[RECORDS FOR THIS TASK]

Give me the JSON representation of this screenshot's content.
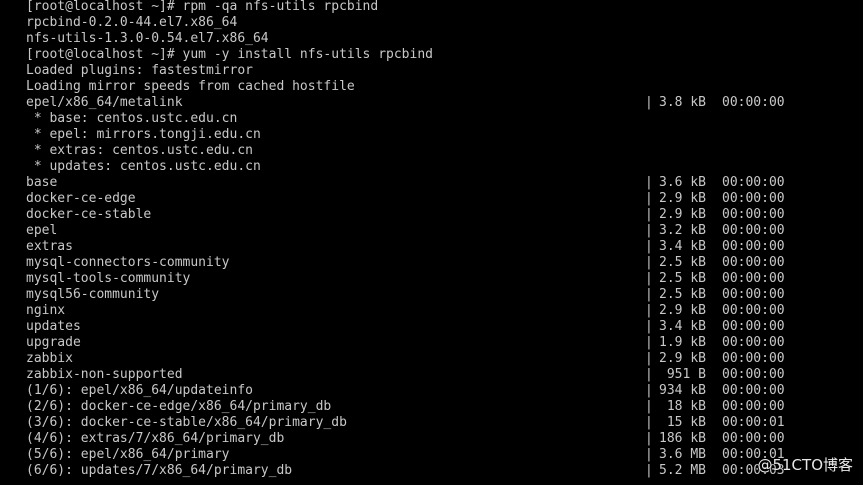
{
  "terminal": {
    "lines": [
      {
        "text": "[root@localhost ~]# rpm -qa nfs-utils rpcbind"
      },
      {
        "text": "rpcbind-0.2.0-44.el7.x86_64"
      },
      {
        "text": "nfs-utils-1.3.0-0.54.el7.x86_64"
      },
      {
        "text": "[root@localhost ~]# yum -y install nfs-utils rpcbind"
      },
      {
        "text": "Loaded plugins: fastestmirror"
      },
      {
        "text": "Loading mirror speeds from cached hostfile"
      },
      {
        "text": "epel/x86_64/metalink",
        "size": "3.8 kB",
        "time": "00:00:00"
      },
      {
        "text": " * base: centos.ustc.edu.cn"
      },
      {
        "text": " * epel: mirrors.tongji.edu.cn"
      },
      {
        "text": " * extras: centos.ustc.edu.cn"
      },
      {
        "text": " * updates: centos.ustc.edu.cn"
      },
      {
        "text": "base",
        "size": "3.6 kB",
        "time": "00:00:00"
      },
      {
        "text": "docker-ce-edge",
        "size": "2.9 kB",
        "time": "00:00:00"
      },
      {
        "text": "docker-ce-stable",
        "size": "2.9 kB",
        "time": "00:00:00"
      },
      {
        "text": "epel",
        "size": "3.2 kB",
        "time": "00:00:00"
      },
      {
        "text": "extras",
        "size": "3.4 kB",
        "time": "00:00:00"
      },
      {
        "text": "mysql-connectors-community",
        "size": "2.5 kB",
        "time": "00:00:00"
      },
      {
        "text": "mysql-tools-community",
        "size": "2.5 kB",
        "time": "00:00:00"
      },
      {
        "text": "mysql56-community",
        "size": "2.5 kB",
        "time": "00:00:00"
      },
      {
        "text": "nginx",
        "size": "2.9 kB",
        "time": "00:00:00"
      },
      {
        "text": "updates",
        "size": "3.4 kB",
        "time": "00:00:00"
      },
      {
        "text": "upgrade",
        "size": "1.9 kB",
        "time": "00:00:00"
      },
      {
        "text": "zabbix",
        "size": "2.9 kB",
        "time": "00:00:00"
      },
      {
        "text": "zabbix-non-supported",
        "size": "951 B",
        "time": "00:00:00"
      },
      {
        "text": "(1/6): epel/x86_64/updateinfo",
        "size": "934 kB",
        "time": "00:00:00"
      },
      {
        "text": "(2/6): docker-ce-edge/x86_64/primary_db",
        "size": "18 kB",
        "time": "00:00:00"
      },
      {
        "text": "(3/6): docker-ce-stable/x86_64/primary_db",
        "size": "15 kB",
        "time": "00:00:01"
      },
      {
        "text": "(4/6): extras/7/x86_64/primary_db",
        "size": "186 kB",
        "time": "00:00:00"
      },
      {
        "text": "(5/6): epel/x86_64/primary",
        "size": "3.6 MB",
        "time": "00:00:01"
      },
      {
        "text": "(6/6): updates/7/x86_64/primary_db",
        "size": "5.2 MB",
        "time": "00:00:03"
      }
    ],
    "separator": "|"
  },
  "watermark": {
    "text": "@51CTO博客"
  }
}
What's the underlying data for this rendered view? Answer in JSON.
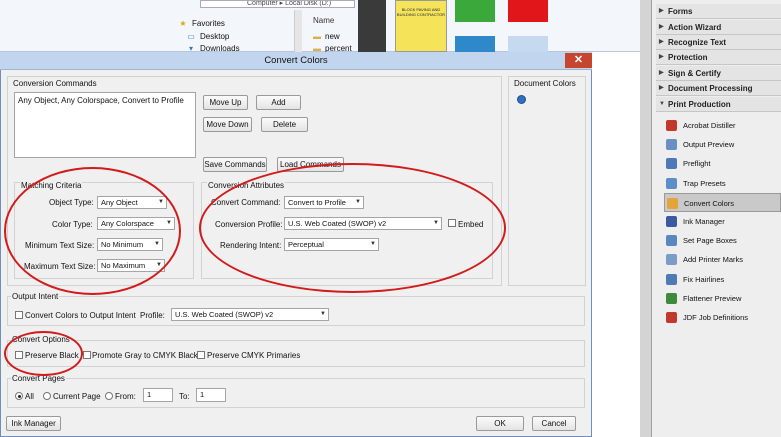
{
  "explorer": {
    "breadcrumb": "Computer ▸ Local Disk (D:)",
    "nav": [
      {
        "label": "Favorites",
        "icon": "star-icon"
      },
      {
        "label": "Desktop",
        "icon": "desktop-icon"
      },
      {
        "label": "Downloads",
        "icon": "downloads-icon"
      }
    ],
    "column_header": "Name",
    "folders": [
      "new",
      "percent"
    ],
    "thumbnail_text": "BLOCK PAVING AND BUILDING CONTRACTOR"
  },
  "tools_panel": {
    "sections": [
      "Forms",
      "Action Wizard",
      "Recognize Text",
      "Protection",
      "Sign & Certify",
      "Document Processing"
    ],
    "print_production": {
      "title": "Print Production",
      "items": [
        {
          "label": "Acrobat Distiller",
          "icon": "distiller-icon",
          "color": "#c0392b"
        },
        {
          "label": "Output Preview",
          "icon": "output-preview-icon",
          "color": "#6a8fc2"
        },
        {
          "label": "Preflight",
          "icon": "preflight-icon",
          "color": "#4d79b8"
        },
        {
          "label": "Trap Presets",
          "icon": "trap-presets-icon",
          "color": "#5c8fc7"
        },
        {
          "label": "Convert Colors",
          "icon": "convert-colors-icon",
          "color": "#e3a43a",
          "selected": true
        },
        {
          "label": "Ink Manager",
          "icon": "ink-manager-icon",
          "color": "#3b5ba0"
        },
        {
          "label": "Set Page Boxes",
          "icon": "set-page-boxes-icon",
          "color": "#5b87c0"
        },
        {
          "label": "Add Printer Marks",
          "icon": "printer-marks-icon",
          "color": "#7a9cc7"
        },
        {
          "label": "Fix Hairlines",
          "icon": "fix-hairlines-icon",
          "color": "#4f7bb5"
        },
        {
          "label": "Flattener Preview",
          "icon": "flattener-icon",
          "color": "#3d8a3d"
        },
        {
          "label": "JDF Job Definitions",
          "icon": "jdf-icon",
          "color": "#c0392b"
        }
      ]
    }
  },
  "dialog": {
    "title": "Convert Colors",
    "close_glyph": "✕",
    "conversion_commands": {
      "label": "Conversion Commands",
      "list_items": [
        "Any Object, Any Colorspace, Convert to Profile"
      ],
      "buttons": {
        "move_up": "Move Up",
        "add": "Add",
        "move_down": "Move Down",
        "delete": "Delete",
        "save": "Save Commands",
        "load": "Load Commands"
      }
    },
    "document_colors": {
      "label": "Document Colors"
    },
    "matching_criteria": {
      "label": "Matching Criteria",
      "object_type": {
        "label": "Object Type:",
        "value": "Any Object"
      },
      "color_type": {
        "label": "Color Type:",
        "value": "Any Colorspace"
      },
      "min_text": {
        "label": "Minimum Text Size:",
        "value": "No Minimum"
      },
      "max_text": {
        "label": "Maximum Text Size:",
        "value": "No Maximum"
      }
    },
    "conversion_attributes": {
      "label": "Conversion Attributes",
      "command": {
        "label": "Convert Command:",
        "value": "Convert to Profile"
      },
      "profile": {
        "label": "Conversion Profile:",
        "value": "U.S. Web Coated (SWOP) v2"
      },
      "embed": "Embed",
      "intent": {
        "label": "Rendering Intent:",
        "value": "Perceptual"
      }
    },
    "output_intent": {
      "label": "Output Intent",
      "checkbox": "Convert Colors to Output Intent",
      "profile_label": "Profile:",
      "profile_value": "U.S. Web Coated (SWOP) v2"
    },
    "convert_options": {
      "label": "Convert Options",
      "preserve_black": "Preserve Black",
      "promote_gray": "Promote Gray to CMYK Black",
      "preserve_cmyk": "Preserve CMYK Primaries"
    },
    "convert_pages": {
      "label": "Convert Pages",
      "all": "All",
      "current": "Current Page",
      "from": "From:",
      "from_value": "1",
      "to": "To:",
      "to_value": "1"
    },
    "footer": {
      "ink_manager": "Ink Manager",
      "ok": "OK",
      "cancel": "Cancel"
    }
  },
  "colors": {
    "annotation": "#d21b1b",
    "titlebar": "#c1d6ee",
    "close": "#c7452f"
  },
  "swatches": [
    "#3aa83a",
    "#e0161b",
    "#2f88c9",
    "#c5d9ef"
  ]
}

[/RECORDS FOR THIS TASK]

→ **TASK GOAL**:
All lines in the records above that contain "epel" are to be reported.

→ **THE COMPLETED TASK**:
        "text": "epel/x86_64/metalink",
        "text": " * epel: mirrors.tongji.edu.cn"
        "text": "epel",
        "text": "(1/6): epel/x86_64/updateinfo",
        "text": "(5/6): epel/x86_64/primary",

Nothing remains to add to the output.